> navigate on this web is called a "breadcrumb." I find this a very strange
> Plato: So do I, Socrates. It shows that there is no narrative about "web"
> that traps these wise craftsmen of this modern era. But what does it mean?
> Soc. I am told that this term refers to a story of these northern
> barbarians, called "Hansel and Gretel," about two children. These children
> scattered crumbs from a loaf of bread as they walked through a forest, so
> that they could find their way home again by returning along the path of
> crumbs they had left behind them.
> Plato. I see. So you are telling me that the word "breadcrumb" is used to
> describe a way of returning on a web site to the place from which one
> started, and moreover, that it is the very meaning of the word in the
> context of this story that gives the word "breadcrumb" its particular
> Soc. So I am given to understand. In fact, unless I am very much mistaken,
> it appears that the knowledge of this story was specifically the
> inspiration for crafting this particular kind of technology. What do you
> think "breadcrumb" means in the context of this usage?
> Plato: Why, I must concede, Socrates, that it appears to be a signifier
> representing a pattern of thought that is embodied in this narrative of the
> Soc. Do you think that this is a form of creative thought? Or is it a case
> of modern craftspeople becoming imprisoned by narratives, and unable to
> think outside of them? Is it creative to use an idea from a story about
> children who never existed to craft a way of doing things? Or is this
> modern era filled with victims of their foolish ancestors, who filled their
> minds with lies and delusions?
> Plato. I suppose I must regard the use of this story as a creative form of
> thought, because surely the people who use such tools must be able to free
> themselves from the limits of the story from which the word "breadcrumb" is
> Soc. Do you suppose that it is possible someone who does not know such
> stories is at a disadvantage, such as a carpenter might be if he had one
> kind of adze?
> Plato. I do not like to think that someone requires a narrative to think
> with, but I suppose it could be true, Socrates.
> Soc. Is it possible, then, my dear Plato, that the poet is not always a
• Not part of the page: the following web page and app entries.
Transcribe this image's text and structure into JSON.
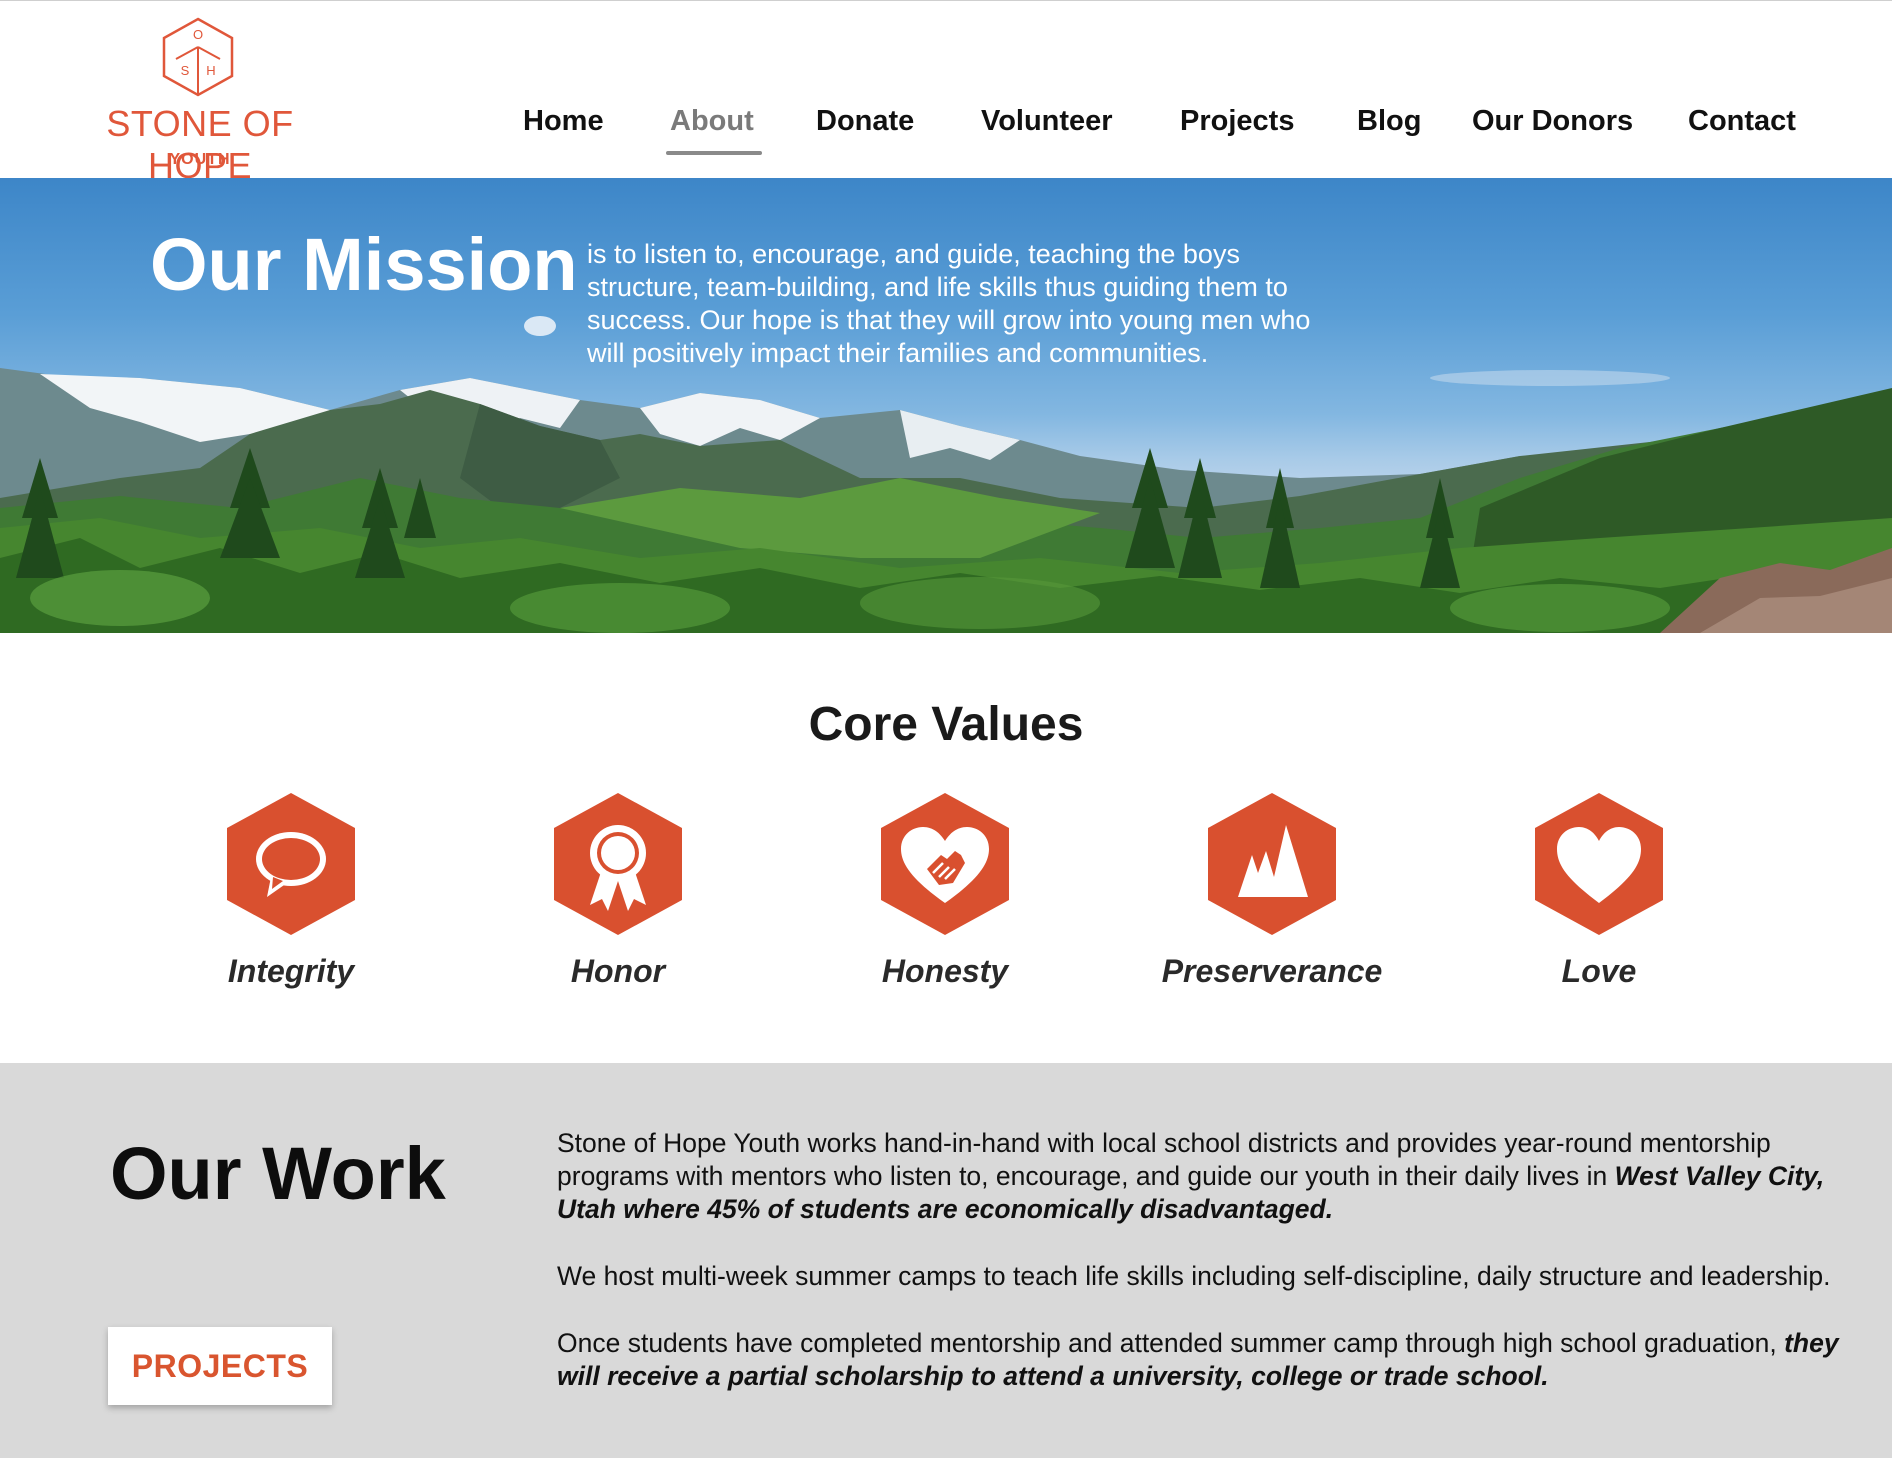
{
  "brand": {
    "logo_letters": [
      "O",
      "S",
      "H"
    ],
    "name": "STONE OF HOPE",
    "sub": "YOUTH",
    "accent_color": "#e0573a"
  },
  "nav": {
    "items": [
      "Home",
      "About",
      "Donate",
      "Volunteer",
      "Projects",
      "Blog",
      "Our Donors",
      "Contact"
    ],
    "active": "About"
  },
  "hero": {
    "title": "Our Mission",
    "text": "is to listen to, encourage, and guide, teaching the boys structure, team-building, and life skills thus guiding them to success. Our hope is that they will grow into young men who will positively impact their families and communities."
  },
  "core_values": {
    "title": "Core Values",
    "items": [
      {
        "label": "Integrity",
        "icon": "speech-bubble-icon"
      },
      {
        "label": "Honor",
        "icon": "award-ribbon-icon"
      },
      {
        "label": "Honesty",
        "icon": "heart-hand-icon"
      },
      {
        "label": "Preserverance",
        "icon": "mountain-peaks-icon"
      },
      {
        "label": "Love",
        "icon": "heart-icon"
      }
    ]
  },
  "work": {
    "title": "Our Work",
    "button": "PROJECTS",
    "p1_plain": "Stone of Hope Youth works hand-in-hand with local school districts and provides year-round mentorship programs with mentors who listen to, encourage, and guide our youth in their daily lives in ",
    "p1_bold": "West Valley City, Utah where 45% of students are economically disadvantaged.",
    "p2": "We host multi-week summer camps to teach life skills including self-discipline, daily structure and leadership.",
    "p3_plain": "Once students have completed mentorship and attended summer camp through high school graduation, ",
    "p3_bold": "they will receive a partial scholarship to attend a university, college or trade school."
  }
}
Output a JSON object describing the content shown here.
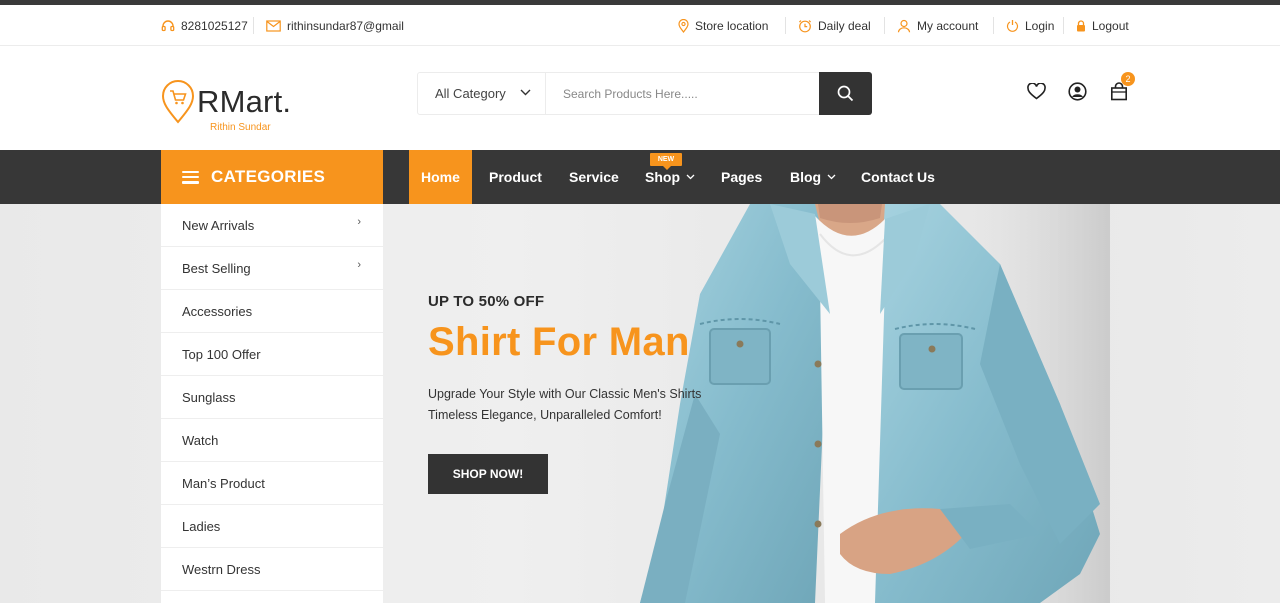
{
  "topbar": {
    "phone": "8281025127",
    "email": "rithinsundar87@gmail",
    "store_location": "Store location",
    "daily_deal": "Daily deal",
    "my_account": "My account",
    "login": "Login",
    "logout": "Logout"
  },
  "header": {
    "logo_text": "RMart.",
    "logo_sub": "Rithin Sundar",
    "category_select": "All Category",
    "search_placeholder": "Search Products Here.....",
    "cart_count": "2"
  },
  "nav": {
    "categories_title": "CATEGORIES",
    "items": [
      {
        "label": "Home"
      },
      {
        "label": "Product"
      },
      {
        "label": "Service"
      },
      {
        "label": "Shop"
      },
      {
        "label": "Pages"
      },
      {
        "label": "Blog"
      },
      {
        "label": "Contact Us"
      }
    ],
    "new_badge": "NEW"
  },
  "sidebar": {
    "items": [
      {
        "label": "New Arrivals"
      },
      {
        "label": "Best Selling"
      },
      {
        "label": "Accessories"
      },
      {
        "label": "Top 100 Offer"
      },
      {
        "label": "Sunglass"
      },
      {
        "label": "Watch"
      },
      {
        "label": "Man’s Product"
      },
      {
        "label": "Ladies"
      },
      {
        "label": "Westrn Dress"
      }
    ]
  },
  "hero": {
    "tag": "UP TO 50% OFF",
    "title": "Shirt For Man",
    "desc_line1": "Upgrade Your Style with Our Classic Men's Shirts",
    "desc_line2": "Timeless Elegance, Unparalleled Comfort!",
    "button": "SHOP NOW!"
  },
  "colors": {
    "accent": "#f7941d",
    "dark": "#373737",
    "denim": "#8ec3d3"
  }
}
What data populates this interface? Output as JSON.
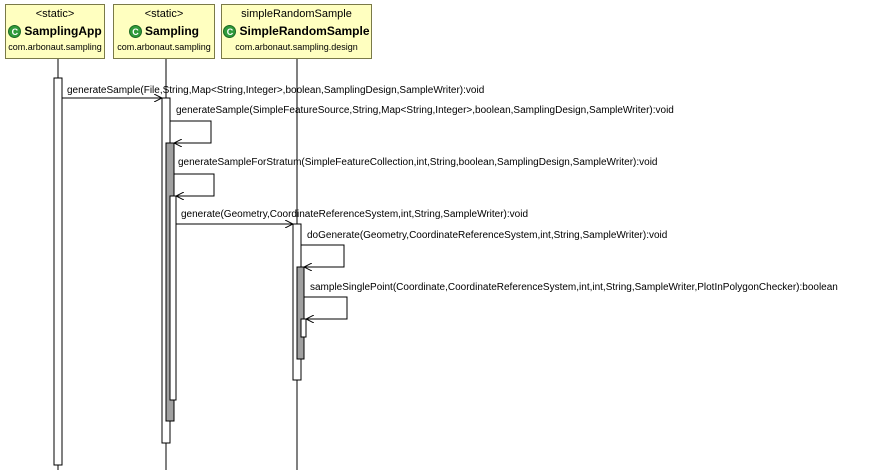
{
  "lifelines": [
    {
      "stereotype": "<static>",
      "name": "SamplingApp",
      "package": "com.arbonaut.sampling",
      "icon": "class-icon"
    },
    {
      "stereotype": "<static>",
      "name": "Sampling",
      "package": "com.arbonaut.sampling",
      "icon": "class-icon"
    },
    {
      "stereotype": "simpleRandomSample",
      "name": "SimpleRandomSample",
      "package": "com.arbonaut.sampling.design",
      "icon": "class-icon"
    }
  ],
  "messages": [
    "generateSample(File,String,Map<String,Integer>,boolean,SamplingDesign,SampleWriter):void",
    "generateSample(SimpleFeatureSource,String,Map<String,Integer>,boolean,SamplingDesign,SampleWriter):void",
    "generateSampleForStratum(SimpleFeatureCollection,int,String,boolean,SamplingDesign,SampleWriter):void",
    "generate(Geometry,CoordinateReferenceSystem,int,String,SampleWriter):void",
    "doGenerate(Geometry,CoordinateReferenceSystem,int,String,SampleWriter):void",
    "sampleSinglePoint(Coordinate,CoordinateReferenceSystem,int,int,String,SampleWriter,PlotInPolygonChecker):boolean"
  ],
  "colors": {
    "header_fill": "#ffffc0",
    "header_border": "#7a7a48",
    "icon_green": "#2f9a3a",
    "activation_fill": "#ffffff",
    "nested_activation_fill": "#a0a0a0",
    "line": "#000000"
  }
}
> danger to society?
> Plato. I am unwilling to go so far, Socrates. Yet I must concede that in
> some ways, and in some cases, poets may have some value to society.
> Soc. Perhaps I hear a muse murmuring in my ears, like the sound of the
> flute in the ears of the mystic; that voice, I say, is humming in my ears,
> and prevents me from hearing any other. This muse tells me that poetry is,
> after all, a gift of the gods, just as is any other gift. And I know that
> anything more which you will say against the value of narratives will be in
> vain. Yet speak, if you have anything to say.
> Plato. I have nothing to say, Socrates.
> Soc. Then let me follow the intimations of the will of the god.
> On Wednesday, October 9, 2013 10:06 AM, CAITLIN WUBBENA <
> firstname.lastname@example.org> wrote:
> Hi! I am a graduate student at Penn working on my Master's paper in
> foundations/philosophy of education. I am taking a course with Andrew
> Babson and he recommended I post here for some feedback/advice.
> Loosely, my topic is centered on Plato's notion of play/seriousness. I want
> to explore why intellectual play is vital for success in higher ed and
> envision this particular project (it's a relatively short lit review) as an
> analysis of the historical context that has allowed this conversation to
> happen in academia. At this point, I plan to cite Plato, Kierkegaard
> (Socratic irony), and Dewey. I've also been introduced to Vygotsky and
> Kendall Walton. The main challenge is bridging the conversation to higher
> Any advice on where to go, books/articles to look into, etc would be
> greatly appreciated!